Criticism from within the Islamic world has been constant since the first service was held at a new liberal mosque in Berlin. The federal government has come to the defense of the woman who started the initiative.
Support has been coming in from high places: With uncharacterisically clear language, the federal government has defended the new, liberal Ibn Rushd-Goethe Mosque against criticism from the Islamic world . In Berlin, Germany's Foreign Ministry, as well as the Interior Ministry, has rejected criticism leveled by the Turkish Religious Affairs Directorate, Diyanet, pointing to protection of religious freedom.
German Interior Ministry spokesman, Tobias Plate, said the issues of religious freedom and the Berlin mosque will be raised with counterparts from Ankara at their next bilateral meeting. Diyanet, a religious authority in Turkey, operates under the aegis of the country's prime minister.
Ates herself is an imam and chooses not to wear a headscarf while carrying out her duties. That has caused anger in the Islamic world. She said she has been overwhelmed by a flood of hate mail and has also received death threats. Authorities said it remains to be seen if the house of worship will require police protection.
Interior Ministry spokesman Plate called the Turkish criticism bewildering and "unacceptable."
"It cannot be ruled out that such statements have the potential to threaten social harmony within German society," he added.
According to media reports, Ankara has been aggressively pursuing and threatening alleged members of the Gulen movement, as well as institutions connected to it, such as schools - even in Germany.
The German Foreign and Interior ministeries emphasized that their own criticism was not only directed at Diyanet, but also at the supreme authority on fatwas in Egypt. That authority sharply criticized the Berlin mosque for violating Islamic religious responsibilities.
'The state has to protect religious freedom'
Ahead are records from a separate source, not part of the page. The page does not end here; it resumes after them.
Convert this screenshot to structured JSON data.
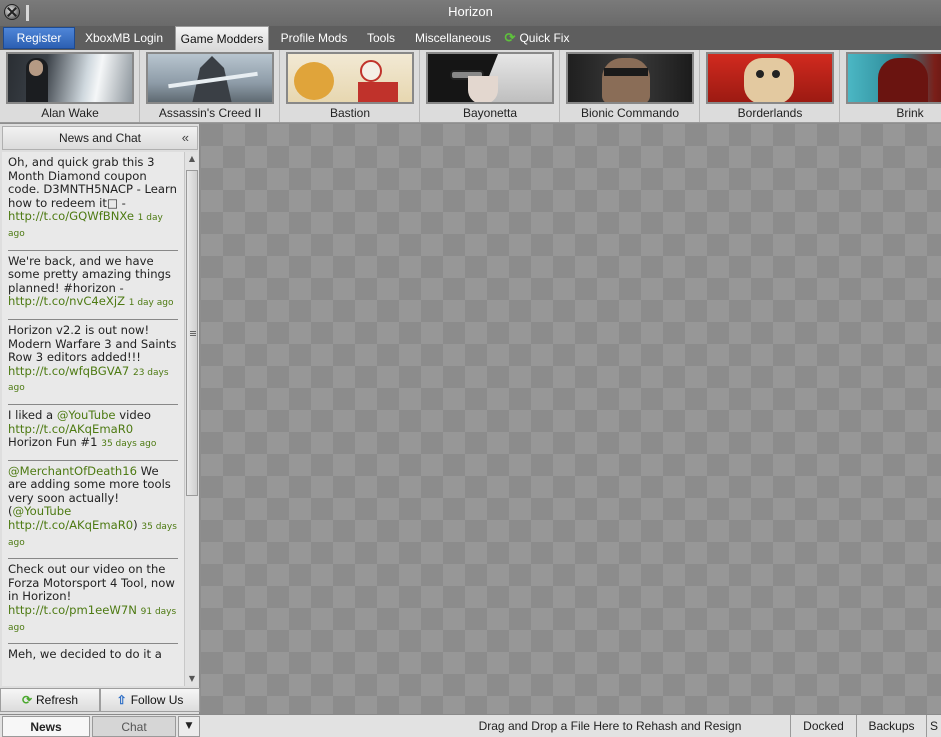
{
  "window": {
    "title": "Horizon"
  },
  "menu": {
    "tabs": [
      {
        "label": "Register"
      },
      {
        "label": "XboxMB Login"
      },
      {
        "label": "Game Modders"
      },
      {
        "label": "Profile Mods"
      },
      {
        "label": "Tools"
      },
      {
        "label": "Miscellaneous"
      },
      {
        "label": "Quick Fix"
      }
    ],
    "active_tab": "Game Modders"
  },
  "games": [
    {
      "name": "Alan Wake"
    },
    {
      "name": "Assassin's Creed II"
    },
    {
      "name": "Bastion"
    },
    {
      "name": "Bayonetta"
    },
    {
      "name": "Bionic Commando"
    },
    {
      "name": "Borderlands"
    },
    {
      "name": "Brink"
    }
  ],
  "news_panel": {
    "header": "News and Chat",
    "collapse_glyph": "«",
    "items": [
      {
        "text": "Oh, and quick grab this 3 Month Diamond coupon code. D3MNTH5NACP - Learn how to redeem it□ - ",
        "link": "http://t.co/GQWfBNXe",
        "time": "1 day ago"
      },
      {
        "text": "We're back, and we have some pretty amazing things planned! #horizon - ",
        "link": "http://t.co/nvC4eXjZ",
        "time": "1 day ago"
      },
      {
        "text": "Horizon v2.2 is out now! Modern Warfare 3 and Saints Row 3 editors added!!! ",
        "link": "http://t.co/wfqBGVA7",
        "time": "23 days ago"
      },
      {
        "pre": "I liked a ",
        "mention": "@YouTube",
        "text": " video ",
        "link": "http://t.co/AKqEmaR0",
        "post": " Horizon Fun #1",
        "time": "35 days ago"
      },
      {
        "mention": "@MerchantOfDeath16",
        "text": " We are adding some more tools very soon actually! (",
        "mention2": "@YouTube",
        "link": "http://t.co/AKqEmaR0",
        "post": ")",
        "time": "35 days ago"
      },
      {
        "text": "Check out our video on the Forza Motorsport 4 Tool, now in Horizon! ",
        "link": "http://t.co/pm1eeW7N",
        "time": "91 days ago"
      },
      {
        "text": "Meh, we decided to do it a",
        "link": "",
        "time": ""
      }
    ],
    "buttons": {
      "refresh": "Refresh",
      "follow": "Follow Us"
    }
  },
  "statusbar": {
    "tabs": {
      "news": "News",
      "chat": "Chat"
    },
    "message": "Drag and Drop a File Here to Rehash and Resign",
    "buttons": {
      "docked": "Docked",
      "backups": "Backups",
      "more": "S"
    }
  }
}
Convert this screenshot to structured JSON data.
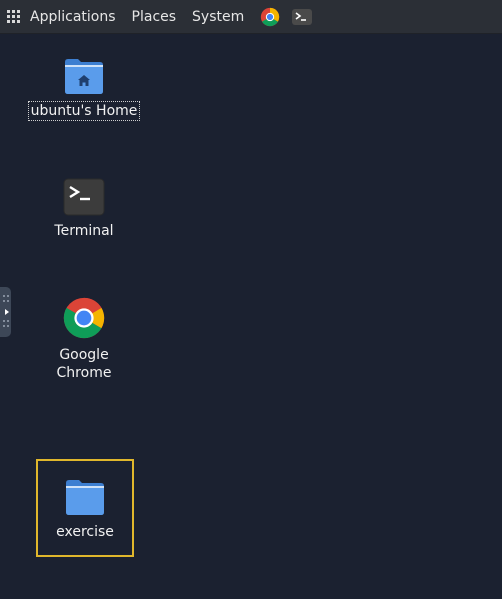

Martin Schäfer, spokesman for the German Foreign Ministry, said such statements were, "clearly intended to deny people in Germany the right to exercise their religion and limit their right to freely express their opinion."
He went on to say that the German government summarily rejected any such attempts. "When, where and how people choose to express and live out their religious beliefs is not the government's business. Rather, the opposite is the case: It is our understanding that the state has no authority to interpret religious issues, but instead, has the responsibility to protect freedom of religion, just as it does freedom of speech and freedom of the press."
He went on to remind those present that Turkey is also a signatory of the European Convention on Human Rights, which guarantees religious liberty.
The liberal mosque's opening caused a great stir in Germany and has also received international attention. It is named after one of the most important figures of enlightened Islam, the Arab scholar, physician and philosopher Ibn Rushd (1126-1198), known as Averroes outside the Islamic world, as well as the German poet Johann Wolfgang von Goethe (1749-1832), whose "West-Eastern Divan" is one of the most important German-language books ever written on the exchange of ideas between the Occident and the Orient.
Men and women will pray side by side at the new mosque, and women allowed to preach. The Quran will be interpreted in a "historically critical manner," and organizers say they do not welcome fully veiled women. Seyran Ates started the mosque initiative because she is convinced that the interpretation of Islam must not be left to religious conservatives.
@dwnews - Liberal mosque in Berlin draws criticism on social media